Scan the records for the string "true", then copy each line that has it.

**Collected data entries:**
>>>>>
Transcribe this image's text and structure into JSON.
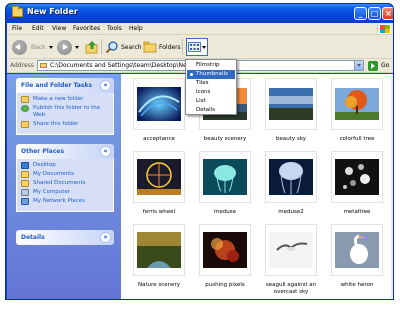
{
  "window": {
    "title": "New Folder",
    "buttons": {
      "minimize": "_",
      "maximize": "□",
      "close": "×"
    }
  },
  "menubar": [
    "File",
    "Edit",
    "View",
    "Favorites",
    "Tools",
    "Help"
  ],
  "toolbar": {
    "back": "Back",
    "search": "Search",
    "folders": "Folders"
  },
  "address": {
    "label": "Address",
    "value": "C:\\Documents and Settings\\team\\Desktop\\New Folder",
    "go": "Go"
  },
  "views_menu": {
    "items": [
      "Filmstrip",
      "Thumbnails",
      "Tiles",
      "Icons",
      "List",
      "Details"
    ],
    "selected": "Thumbnails"
  },
  "sidebar": {
    "file_tasks": {
      "title": "File and Folder Tasks",
      "items": [
        "Make a new folder",
        "Publish this folder to the Web",
        "Share this folder"
      ]
    },
    "other_places": {
      "title": "Other Places",
      "items": [
        "Desktop",
        "My Documents",
        "Shared Documents",
        "My Computer",
        "My Network Places"
      ]
    },
    "details": {
      "title": "Details"
    }
  },
  "files": [
    {
      "name": "acceptance",
      "icon": "blue-swirl-thumbnail"
    },
    {
      "name": "beauty scenery",
      "icon": "sunset-coast-thumbnail"
    },
    {
      "name": "beauty sky",
      "icon": "sky-landscape-thumbnail"
    },
    {
      "name": "colorfull tree",
      "icon": "autumn-tree-thumbnail"
    },
    {
      "name": "ferris wheel",
      "icon": "ferris-wheel-thumbnail"
    },
    {
      "name": "meduse",
      "icon": "jellyfish-thumbnail"
    },
    {
      "name": "meduse2",
      "icon": "jellyfish-thumbnail"
    },
    {
      "name": "metaltree",
      "icon": "metal-tree-thumbnail"
    },
    {
      "name": "Nature scenery",
      "icon": "forest-river-thumbnail"
    },
    {
      "name": "pushing pixels",
      "icon": "abstract-pixels-thumbnail"
    },
    {
      "name": "seagull against an overcast sky",
      "icon": "seagull-thumbnail"
    },
    {
      "name": "white heron",
      "icon": "heron-thumbnail"
    }
  ]
}
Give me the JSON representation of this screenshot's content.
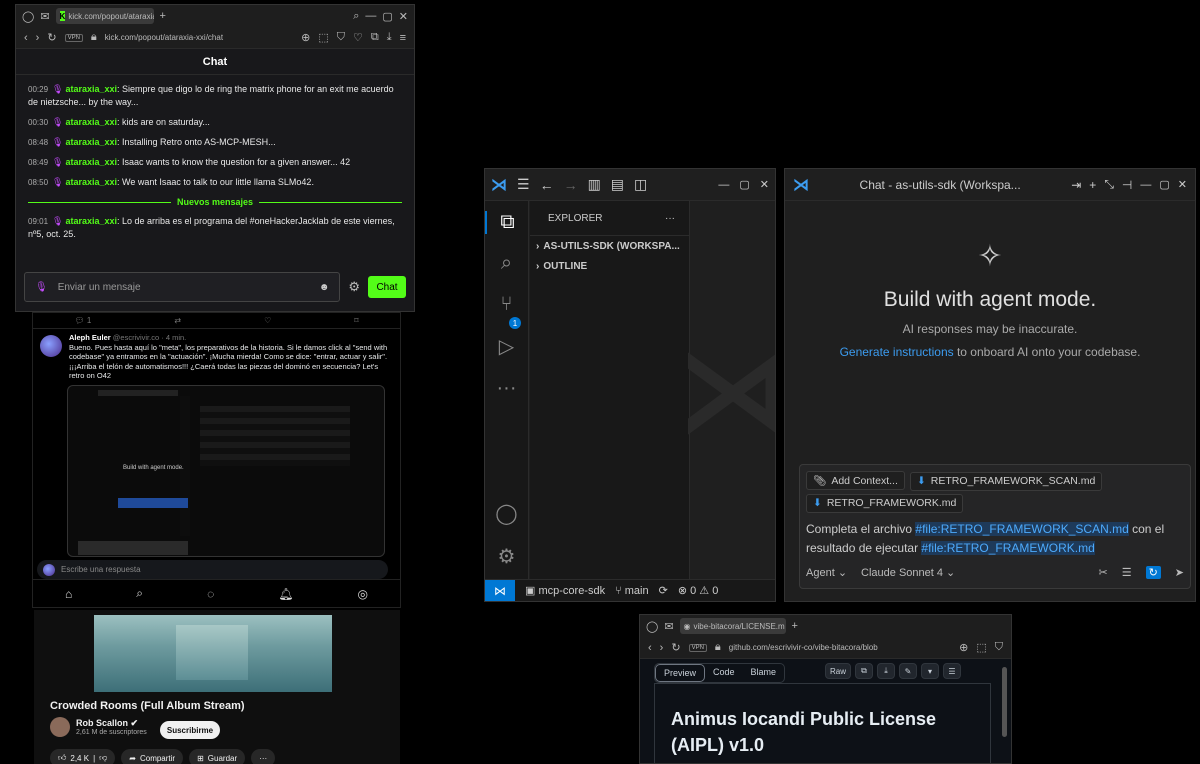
{
  "kick": {
    "tab_title": "kick.com/popout/ataraxia",
    "url": "kick.com/popout/ataraxia-xxi/chat",
    "vpn": "VPN",
    "chat_title": "Chat",
    "messages": [
      {
        "time": "00:29",
        "user": "ataraxia_xxi",
        "text": ": Siempre que digo lo de ring the matrix phone for an exit me acuerdo de nietzsche... by the way..."
      },
      {
        "time": "00:30",
        "user": "ataraxia_xxi",
        "text": ": kids are on saturday..."
      },
      {
        "time": "08:48",
        "user": "ataraxia_xxi",
        "text": ": Installing Retro onto AS-MCP-MESH..."
      },
      {
        "time": "08:49",
        "user": "ataraxia_xxi",
        "text": ": Isaac wants to know the question for a given answer... 42"
      },
      {
        "time": "08:50",
        "user": "ataraxia_xxi",
        "text": ": We want Isaac to talk to our little llama SLMo42."
      }
    ],
    "new_messages_label": "Nuevos mensajes",
    "new_message": {
      "time": "09:01",
      "user": "ataraxia_xxi",
      "text": ": Lo de arriba es el programa del #oneHackerJacklab de este viernes, nº5, oct. 25."
    },
    "input_placeholder": "Enviar un mensaje",
    "send_button": "Chat",
    "accent": "#53fc18"
  },
  "twitter": {
    "reply_count": "1",
    "author_name": "Aleph Euler",
    "author_handle": "@escrivivir.co",
    "time_ago": "· 4 min.",
    "post_text": "Bueno. Pues hasta aquí lo \"meta\", los preparativos de la historia. Si le damos click al \"send with codebase\" ya entramos en la \"actuación\". ¡Mucha mierda! Como se dice: \"entrar, actuar y salir\". ¡¡¡Arriba el telón de automatismos!!! ¿Caerá todas las piezas del dominó en secuencia? Let's retro on O42",
    "embedded_caption": "Build with agent mode.",
    "reply_placeholder": "Escribe una respuesta"
  },
  "youtube": {
    "title": "Crowded Rooms (Full Album Stream)",
    "channel": "Rob Scallon",
    "subscribers": "2,61 M de suscriptores",
    "subscribe_button": "Suscribirme",
    "likes": "2,4 K",
    "share": "Compartir",
    "save": "Guardar",
    "more": "···"
  },
  "vscode": {
    "explorer_title": "EXPLORER",
    "more": "···",
    "workspace_section": "AS-UTILS-SDK (WORKSPA...",
    "outline_section": "OUTLINE",
    "scm_badge": "1",
    "status": {
      "repo": "mcp-core-sdk",
      "branch": "main",
      "errors": "0",
      "warnings": "0"
    },
    "accent": "#0078d4"
  },
  "copilot": {
    "title": "Chat - as-utils-sdk (Workspa...",
    "hero_title": "Build with agent mode.",
    "disclaimer": "AI responses may be inaccurate.",
    "generate_link": "Generate instructions",
    "generate_rest": " to onboard AI onto your codebase.",
    "add_context": "Add Context...",
    "chip1": "RETRO_FRAMEWORK_SCAN.md",
    "chip2": "RETRO_FRAMEWORK.md",
    "prompt_pre": "Completa el archivo ",
    "prompt_ref1": "#file:RETRO_FRAMEWORK_SCAN.md",
    "prompt_mid": " con el resultado de ejecutar ",
    "prompt_ref2": "#file:RETRO_FRAMEWORK.md",
    "mode": "Agent",
    "model": "Claude Sonnet 4"
  },
  "github": {
    "tab_title": "vibe-bitacora/LICENSE.m",
    "url": "github.com/escrivivir-co/vibe-bitacora/blob",
    "vpn": "VPN",
    "tabs": [
      "Preview",
      "Code",
      "Blame"
    ],
    "raw": "Raw",
    "heading": "Animus Iocandi Public License (AIPL) v1.0"
  }
}
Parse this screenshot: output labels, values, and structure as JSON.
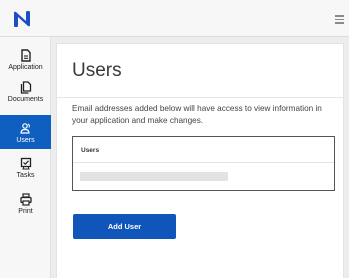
{
  "app": {
    "logo_icon": "n-logo-icon",
    "menu_icon": "hamburger-menu-icon",
    "accent_color": "#0f55ba"
  },
  "sidebar": {
    "items": [
      {
        "label": "Application",
        "icon": "document-icon",
        "active": false
      },
      {
        "label": "Documents",
        "icon": "documents-stack-icon",
        "active": false
      },
      {
        "label": "Users",
        "icon": "users-icon",
        "active": true
      },
      {
        "label": "Tasks",
        "icon": "tasks-check-icon",
        "active": false
      },
      {
        "label": "Print",
        "icon": "printer-icon",
        "active": false
      }
    ]
  },
  "main": {
    "title": "Users",
    "description": "Email addresses added below will have access to view information in your application and make changes.",
    "table": {
      "header": "Users"
    },
    "add_button_label": "Add User"
  }
}
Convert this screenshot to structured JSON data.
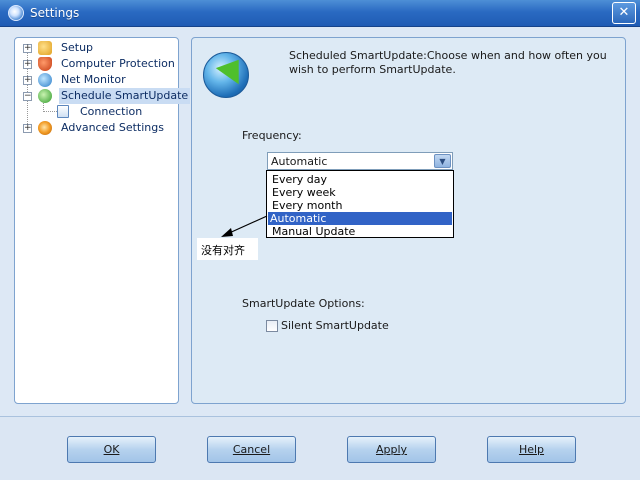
{
  "window": {
    "title": "Settings",
    "close_glyph": "✕"
  },
  "tree": {
    "items": [
      {
        "label": "Setup",
        "icon": "setup-icon"
      },
      {
        "label": "Computer Protection",
        "icon": "shield-icon"
      },
      {
        "label": "Net Monitor",
        "icon": "network-icon"
      },
      {
        "label": "Schedule SmartUpdate",
        "icon": "update-icon",
        "selected": true
      },
      {
        "label": "Connection",
        "icon": "document-icon",
        "child": true
      },
      {
        "label": "Advanced Settings",
        "icon": "gear-icon"
      }
    ],
    "expander_glyph": "+",
    "collapse_glyph": "−"
  },
  "content": {
    "description": "Scheduled SmartUpdate:Choose when and how often you wish to perform SmartUpdate.",
    "frequency_label": "Frequency:",
    "frequency_selected": "Automatic",
    "dropdown_arrow": "▼",
    "frequency_options": [
      "Every day",
      "Every week",
      "Every month",
      "Automatic",
      "Manual Update"
    ],
    "annotation": "没有对齐",
    "options_label": "SmartUpdate Options:",
    "silent_label": "Silent SmartUpdate"
  },
  "buttons": {
    "ok": "OK",
    "cancel": "Cancel",
    "apply": "Apply",
    "help": "Help"
  }
}
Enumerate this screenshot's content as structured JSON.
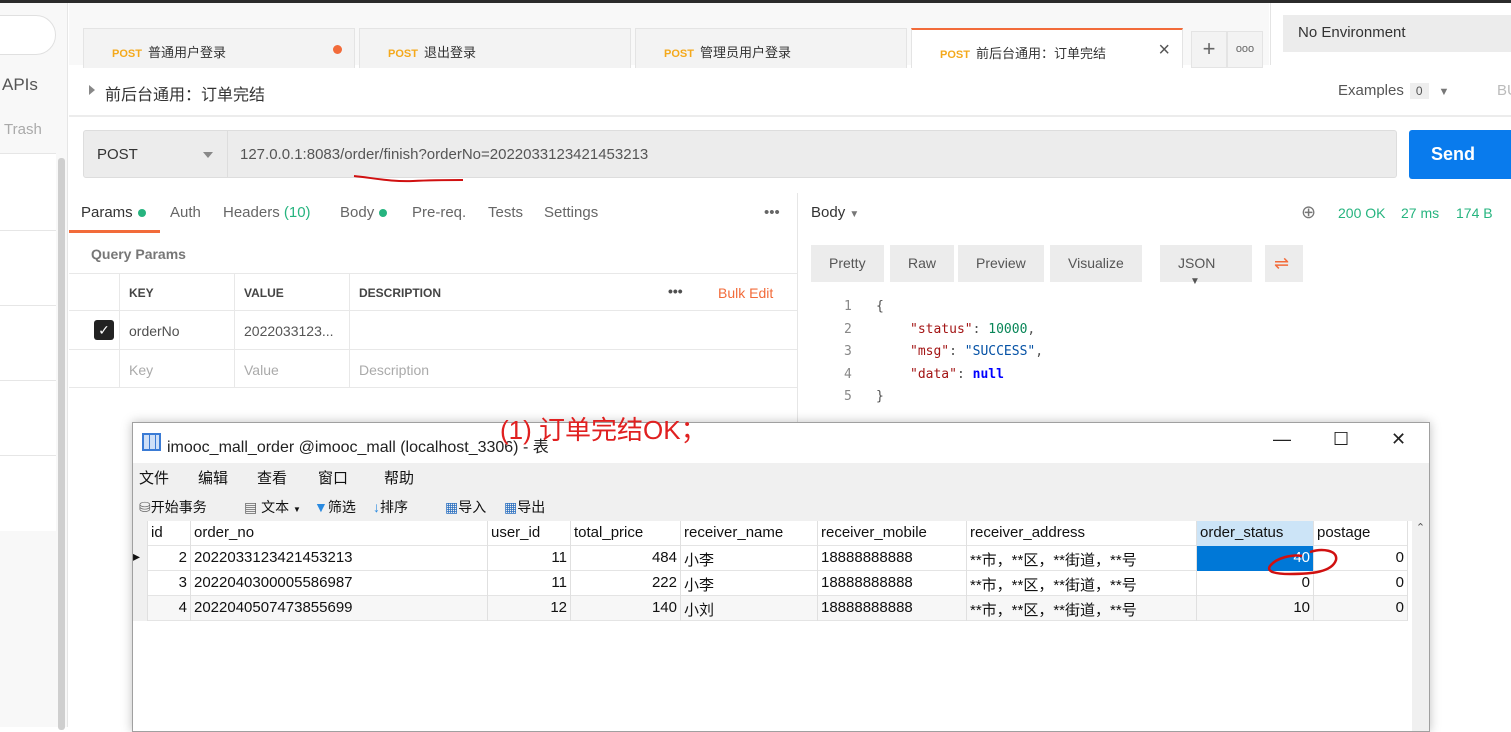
{
  "sidebar": {
    "apis": "APIs",
    "trash": "Trash"
  },
  "tabs": [
    {
      "method": "POST",
      "label": "普通用户登录",
      "unsaved": true
    },
    {
      "method": "POST",
      "label": "退出登录"
    },
    {
      "method": "POST",
      "label": "管理员用户登录"
    },
    {
      "method": "POST",
      "label": "前后台通用：订单完结",
      "active": true
    }
  ],
  "tab_actions": {
    "add": "+",
    "more": "ooo"
  },
  "environment": "No Environment",
  "request": {
    "title": "前后台通用：订单完结",
    "examples_label": "Examples",
    "examples_count": "0",
    "bulk_label": "BU",
    "method": "POST",
    "url": "127.0.0.1:8083/order/finish?orderNo=2022033123421453213",
    "send": "Send"
  },
  "req_tabs": {
    "params": "Params",
    "auth": "Auth",
    "headers": "Headers",
    "headers_count": "(10)",
    "body": "Body",
    "prereq": "Pre-req.",
    "tests": "Tests",
    "settings": "Settings",
    "more": "•••"
  },
  "params": {
    "section": "Query Params",
    "col_key": "KEY",
    "col_value": "VALUE",
    "col_desc": "DESCRIPTION",
    "more": "•••",
    "bulk_edit": "Bulk Edit",
    "rows": [
      {
        "checked": true,
        "key": "orderNo",
        "value": "2022033123..."
      }
    ],
    "placeholder": {
      "key": "Key",
      "value": "Value",
      "desc": "Description"
    }
  },
  "response": {
    "body_label": "Body",
    "status": "200 OK",
    "time": "27 ms",
    "size": "174 B",
    "views": [
      "Pretty",
      "Raw",
      "Preview",
      "Visualize"
    ],
    "format": "JSON",
    "lines": [
      "1",
      "2",
      "3",
      "4",
      "5"
    ],
    "json": {
      "status_key": "\"status\"",
      "status_val": "10000",
      "msg_key": "\"msg\"",
      "msg_val": "\"SUCCESS\"",
      "data_key": "\"data\"",
      "data_val": "null"
    }
  },
  "annotation": "(1) 订单完结OK；",
  "db_window": {
    "title": "imooc_mall_order @imooc_mall (localhost_3306) - 表",
    "menu": [
      "文件",
      "编辑",
      "查看",
      "窗口",
      "帮助"
    ],
    "toolbar": [
      "开始事务",
      "文本",
      "筛选",
      "排序",
      "导入",
      "导出"
    ],
    "columns": [
      "id",
      "order_no",
      "user_id",
      "total_price",
      "receiver_name",
      "receiver_mobile",
      "receiver_address",
      "order_status",
      "postage"
    ],
    "rows": [
      [
        "2",
        "2022033123421453213",
        "11",
        "484",
        "小李",
        "18888888888",
        "**市，**区，**街道，**号",
        "40",
        "0"
      ],
      [
        "3",
        "2022040300005586987",
        "11",
        "222",
        "小李",
        "18888888888",
        "**市，**区，**街道，**号",
        "0",
        "0"
      ],
      [
        "4",
        "2022040507473855699",
        "12",
        "140",
        "小刘",
        "18888888888",
        "**市，**区，**街道，**号",
        "10",
        "0"
      ]
    ]
  },
  "colors": {
    "accent": "#f26b3a",
    "send": "#097bed",
    "success": "#26b47f",
    "selected": "#0078d7",
    "annotation": "#e02020"
  }
}
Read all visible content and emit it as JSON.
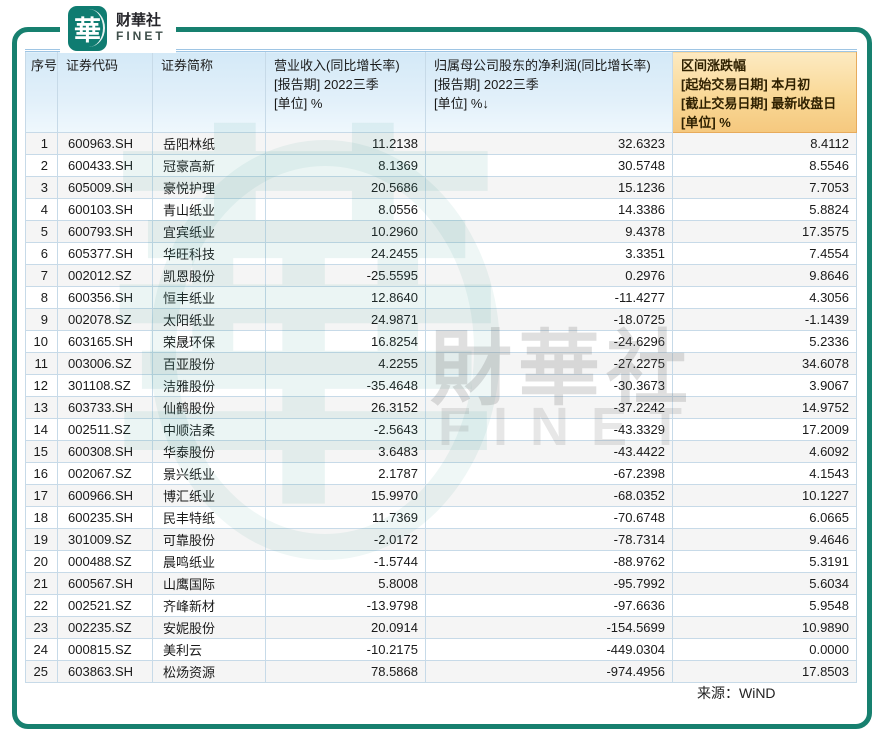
{
  "logo": {
    "mark": "華",
    "name_cn": "财華社",
    "name_en": "FINET"
  },
  "watermark": {
    "hua": "華",
    "cn": "財華社",
    "en": "FINET"
  },
  "source_label": "来源：WiND",
  "colors": {
    "teal": "#17806f",
    "header_blue": "#d4e9f7",
    "header_orange": "#f9d896",
    "grid": "#c7dae8"
  },
  "table": {
    "headers": {
      "col1": "序号",
      "col2": "证券代码",
      "col3": "证券简称",
      "col4_lines": [
        "营业收入(同比增长率)",
        "[报告期] 2022三季",
        "[单位] %"
      ],
      "col5_lines": [
        "归属母公司股东的净利润(同比增长率)",
        "[报告期] 2022三季",
        "[单位] %↓"
      ],
      "col6_lines": [
        "区间涨跌幅",
        "[起始交易日期] 本月初",
        "[截止交易日期] 最新收盘日",
        "[单位] %"
      ]
    },
    "rows": [
      {
        "no": "1",
        "code": "600963.SH",
        "name": "岳阳林纸",
        "revenue": "11.2138",
        "profit": "32.6323",
        "change": "8.4112"
      },
      {
        "no": "2",
        "code": "600433.SH",
        "name": "冠豪高新",
        "revenue": "8.1369",
        "profit": "30.5748",
        "change": "8.5546"
      },
      {
        "no": "3",
        "code": "605009.SH",
        "name": "豪悦护理",
        "revenue": "20.5686",
        "profit": "15.1236",
        "change": "7.7053"
      },
      {
        "no": "4",
        "code": "600103.SH",
        "name": "青山纸业",
        "revenue": "8.0556",
        "profit": "14.3386",
        "change": "5.8824"
      },
      {
        "no": "5",
        "code": "600793.SH",
        "name": "宜宾纸业",
        "revenue": "10.2960",
        "profit": "9.4378",
        "change": "17.3575"
      },
      {
        "no": "6",
        "code": "605377.SH",
        "name": "华旺科技",
        "revenue": "24.2455",
        "profit": "3.3351",
        "change": "7.4554"
      },
      {
        "no": "7",
        "code": "002012.SZ",
        "name": "凯恩股份",
        "revenue": "-25.5595",
        "profit": "0.2976",
        "change": "9.8646"
      },
      {
        "no": "8",
        "code": "600356.SH",
        "name": "恒丰纸业",
        "revenue": "12.8640",
        "profit": "-11.4277",
        "change": "4.3056"
      },
      {
        "no": "9",
        "code": "002078.SZ",
        "name": "太阳纸业",
        "revenue": "24.9871",
        "profit": "-18.0725",
        "change": "-1.1439"
      },
      {
        "no": "10",
        "code": "603165.SH",
        "name": "荣晟环保",
        "revenue": "16.8254",
        "profit": "-24.6296",
        "change": "5.2336"
      },
      {
        "no": "11",
        "code": "003006.SZ",
        "name": "百亚股份",
        "revenue": "4.2255",
        "profit": "-27.2275",
        "change": "34.6078"
      },
      {
        "no": "12",
        "code": "301108.SZ",
        "name": "洁雅股份",
        "revenue": "-35.4648",
        "profit": "-30.3673",
        "change": "3.9067"
      },
      {
        "no": "13",
        "code": "603733.SH",
        "name": "仙鹤股份",
        "revenue": "26.3152",
        "profit": "-37.2242",
        "change": "14.9752"
      },
      {
        "no": "14",
        "code": "002511.SZ",
        "name": "中顺洁柔",
        "revenue": "-2.5643",
        "profit": "-43.3329",
        "change": "17.2009"
      },
      {
        "no": "15",
        "code": "600308.SH",
        "name": "华泰股份",
        "revenue": "3.6483",
        "profit": "-43.4422",
        "change": "4.6092"
      },
      {
        "no": "16",
        "code": "002067.SZ",
        "name": "景兴纸业",
        "revenue": "2.1787",
        "profit": "-67.2398",
        "change": "4.1543"
      },
      {
        "no": "17",
        "code": "600966.SH",
        "name": "博汇纸业",
        "revenue": "15.9970",
        "profit": "-68.0352",
        "change": "10.1227"
      },
      {
        "no": "18",
        "code": "600235.SH",
        "name": "民丰特纸",
        "revenue": "11.7369",
        "profit": "-70.6748",
        "change": "6.0665"
      },
      {
        "no": "19",
        "code": "301009.SZ",
        "name": "可靠股份",
        "revenue": "-2.0172",
        "profit": "-78.7314",
        "change": "9.4646"
      },
      {
        "no": "20",
        "code": "000488.SZ",
        "name": "晨鸣纸业",
        "revenue": "-1.5744",
        "profit": "-88.9762",
        "change": "5.3191"
      },
      {
        "no": "21",
        "code": "600567.SH",
        "name": "山鹰国际",
        "revenue": "5.8008",
        "profit": "-95.7992",
        "change": "5.6034"
      },
      {
        "no": "22",
        "code": "002521.SZ",
        "name": "齐峰新材",
        "revenue": "-13.9798",
        "profit": "-97.6636",
        "change": "5.9548"
      },
      {
        "no": "23",
        "code": "002235.SZ",
        "name": "安妮股份",
        "revenue": "20.0914",
        "profit": "-154.5699",
        "change": "10.9890"
      },
      {
        "no": "24",
        "code": "000815.SZ",
        "name": "美利云",
        "revenue": "-10.2175",
        "profit": "-449.0304",
        "change": "0.0000"
      },
      {
        "no": "25",
        "code": "603863.SH",
        "name": "松炀资源",
        "revenue": "78.5868",
        "profit": "-974.4956",
        "change": "17.8503"
      }
    ]
  }
}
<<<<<
**Problem solution:**
        "active": true
        "selected": true
        "child": true
      "unsaved": true
      "active": true
        "checked": true,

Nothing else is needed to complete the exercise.